▸ **GIVEN DATA**
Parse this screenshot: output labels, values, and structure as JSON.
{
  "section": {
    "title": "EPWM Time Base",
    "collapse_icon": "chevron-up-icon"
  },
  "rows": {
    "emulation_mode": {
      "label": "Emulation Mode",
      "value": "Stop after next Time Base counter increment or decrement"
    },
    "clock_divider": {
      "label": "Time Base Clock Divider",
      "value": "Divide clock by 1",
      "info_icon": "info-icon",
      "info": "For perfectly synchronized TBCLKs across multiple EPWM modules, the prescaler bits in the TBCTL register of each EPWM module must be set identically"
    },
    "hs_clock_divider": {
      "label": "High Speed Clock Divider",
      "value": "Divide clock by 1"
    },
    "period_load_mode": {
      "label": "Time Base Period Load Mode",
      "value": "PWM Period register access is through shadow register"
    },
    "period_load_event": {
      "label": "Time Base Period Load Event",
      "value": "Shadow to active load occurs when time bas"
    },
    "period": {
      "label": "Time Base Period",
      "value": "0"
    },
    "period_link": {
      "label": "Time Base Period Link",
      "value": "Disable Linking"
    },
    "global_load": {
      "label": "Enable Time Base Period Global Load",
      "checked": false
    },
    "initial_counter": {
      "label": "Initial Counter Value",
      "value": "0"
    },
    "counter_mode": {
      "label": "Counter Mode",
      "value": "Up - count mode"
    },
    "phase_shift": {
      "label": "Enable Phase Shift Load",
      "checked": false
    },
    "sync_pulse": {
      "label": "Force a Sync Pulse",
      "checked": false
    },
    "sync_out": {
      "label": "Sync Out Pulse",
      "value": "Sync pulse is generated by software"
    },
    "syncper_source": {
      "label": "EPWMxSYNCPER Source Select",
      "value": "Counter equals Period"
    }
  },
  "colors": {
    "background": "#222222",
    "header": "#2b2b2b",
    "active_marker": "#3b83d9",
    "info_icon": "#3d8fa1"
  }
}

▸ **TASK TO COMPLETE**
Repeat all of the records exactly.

▸ **EXERCISE RESPONSE**
Parse this screenshot: output labels, values, and structure as JSON.
{
  "section": {
    "title": "EPWM Time Base",
    "collapse_icon": "chevron-up-icon"
  },
  "rows": {
    "emulation_mode": {
      "label": "Emulation Mode",
      "value": "Stop after next Time Base counter increment or decrement"
    },
    "clock_divider": {
      "label": "Time Base Clock Divider",
      "value": "Divide clock by 1",
      "info_icon": "info-icon",
      "info": "For perfectly synchronized TBCLKs across multiple EPWM modules, the prescaler bits in the TBCTL register of each EPWM module must be set identically"
    },
    "hs_clock_divider": {
      "label": "High Speed Clock Divider",
      "value": "Divide clock by 1"
    },
    "period_load_mode": {
      "label": "Time Base Period Load Mode",
      "value": "PWM Period register access is through shadow register"
    },
    "period_load_event": {
      "label": "Time Base Period Load Event",
      "value": "Shadow to active load occurs when time bas"
    },
    "period": {
      "label": "Time Base Period",
      "value": "0"
    },
    "period_link": {
      "label": "Time Base Period Link",
      "value": "Disable Linking"
    },
    "global_load": {
      "label": "Enable Time Base Period Global Load",
      "checked": false
    },
    "initial_counter": {
      "label": "Initial Counter Value",
      "value": "0"
    },
    "counter_mode": {
      "label": "Counter Mode",
      "value": "Up - count mode"
    },
    "phase_shift": {
      "label": "Enable Phase Shift Load",
      "checked": false
    },
    "sync_pulse": {
      "label": "Force a Sync Pulse",
      "checked": false
    },
    "sync_out": {
      "label": "Sync Out Pulse",
      "value": "Sync pulse is generated by software"
    },
    "syncper_source": {
      "label": "EPWMxSYNCPER Source Select",
      "value": "Counter equals Period"
    }
  },
  "colors": {
    "background": "#222222",
    "header": "#2b2b2b",
    "active_marker": "#3b83d9",
    "info_icon": "#3d8fa1"
  }
}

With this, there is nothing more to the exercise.